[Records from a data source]
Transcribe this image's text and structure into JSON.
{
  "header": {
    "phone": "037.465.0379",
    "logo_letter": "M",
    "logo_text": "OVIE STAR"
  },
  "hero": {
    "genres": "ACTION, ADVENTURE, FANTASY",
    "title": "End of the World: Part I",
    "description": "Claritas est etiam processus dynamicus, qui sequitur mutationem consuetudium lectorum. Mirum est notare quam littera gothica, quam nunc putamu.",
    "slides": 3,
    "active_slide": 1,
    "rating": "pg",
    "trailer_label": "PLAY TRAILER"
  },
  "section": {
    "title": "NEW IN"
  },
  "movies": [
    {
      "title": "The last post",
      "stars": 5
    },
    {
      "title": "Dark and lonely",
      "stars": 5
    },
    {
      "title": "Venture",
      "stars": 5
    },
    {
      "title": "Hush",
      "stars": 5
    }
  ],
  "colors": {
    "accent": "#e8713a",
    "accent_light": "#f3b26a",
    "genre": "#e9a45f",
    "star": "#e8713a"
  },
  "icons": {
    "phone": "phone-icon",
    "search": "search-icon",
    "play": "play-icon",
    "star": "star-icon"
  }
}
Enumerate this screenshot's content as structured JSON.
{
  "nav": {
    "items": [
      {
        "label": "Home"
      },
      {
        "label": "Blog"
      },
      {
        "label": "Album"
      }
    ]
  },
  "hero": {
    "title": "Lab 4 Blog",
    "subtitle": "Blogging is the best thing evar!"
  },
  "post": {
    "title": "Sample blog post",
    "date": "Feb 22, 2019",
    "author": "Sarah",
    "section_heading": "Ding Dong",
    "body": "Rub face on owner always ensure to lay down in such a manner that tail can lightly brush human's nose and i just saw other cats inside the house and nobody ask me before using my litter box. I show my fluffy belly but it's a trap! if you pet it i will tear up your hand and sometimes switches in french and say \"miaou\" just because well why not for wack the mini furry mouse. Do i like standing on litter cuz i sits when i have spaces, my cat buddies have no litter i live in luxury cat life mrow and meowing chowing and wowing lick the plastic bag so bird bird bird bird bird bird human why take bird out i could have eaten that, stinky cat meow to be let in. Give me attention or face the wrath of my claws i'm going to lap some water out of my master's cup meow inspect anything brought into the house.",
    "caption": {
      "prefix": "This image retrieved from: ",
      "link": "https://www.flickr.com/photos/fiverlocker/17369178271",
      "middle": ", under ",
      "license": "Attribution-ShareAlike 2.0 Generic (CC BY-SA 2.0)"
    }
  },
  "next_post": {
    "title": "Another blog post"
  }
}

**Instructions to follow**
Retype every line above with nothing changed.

**Finished task**
Transcribe this image's text and structure into JSON.
{
  "header": {
    "phone": "037.465.0379",
    "logo_letter": "M",
    "logo_text": "OVIE STAR"
  },
  "hero": {
    "genres": "ACTION, ADVENTURE, FANTASY",
    "title": "End of the World: Part I",
    "description": "Claritas est etiam processus dynamicus, qui sequitur mutationem consuetudium lectorum. Mirum est notare quam littera gothica, quam nunc putamu.",
    "slides": 3,
    "active_slide": 1,
    "rating": "pg",
    "trailer_label": "PLAY TRAILER"
  },
  "section": {
    "title": "NEW IN"
  },
  "movies": [
    {
      "title": "The last post",
      "stars": 5
    },
    {
      "title": "Dark and lonely",
      "stars": 5
    },
    {
      "title": "Venture",
      "stars": 5
    },
    {
      "title": "Hush",
      "stars": 5
    }
  ],
  "colors": {
    "accent": "#e8713a",
    "accent_light": "#f3b26a",
    "genre": "#e9a45f",
    "star": "#e8713a"
  },
  "icons": {
    "phone": "phone-icon",
    "search": "search-icon",
    "play": "play-icon",
    "star": "star-icon"
  }
}
Enumerate this screenshot's content as structured JSON.
{
  "nav": {
    "items": [
      {
        "label": "Home"
      },
      {
        "label": "Blog"
      },
      {
        "label": "Album"
      }
    ]
  },
  "hero": {
    "title": "Lab 4 Blog",
    "subtitle": "Blogging is the best thing evar!"
  },
  "post": {
    "title": "Sample blog post",
    "date": "Feb 22, 2019",
    "author": "Sarah",
    "section_heading": "Ding Dong",
    "body": "Rub face on owner always ensure to lay down in such a manner that tail can lightly brush human's nose and i just saw other cats inside the house and nobody ask me before using my litter box. I show my fluffy belly but it's a trap! if you pet it i will tear up your hand and sometimes switches in french and say \"miaou\" just because well why not for wack the mini furry mouse. Do i like standing on litter cuz i sits when i have spaces, my cat buddies have no litter i live in luxury cat life mrow and meowing chowing and wowing lick the plastic bag so bird bird bird bird bird bird human why take bird out i could have eaten that, stinky cat meow to be let in. Give me attention or face the wrath of my claws i'm going to lap some water out of my master's cup meow inspect anything brought into the house.",
    "caption": {
      "prefix": "This image retrieved from: ",
      "link": "https://www.flickr.com/photos/fiverlocker/17369178271",
      "middle": ", under ",
      "license": "Attribution-ShareAlike 2.0 Generic (CC BY-SA 2.0)"
    }
  },
  "next_post": {
    "title": "Another blog post"
  }
}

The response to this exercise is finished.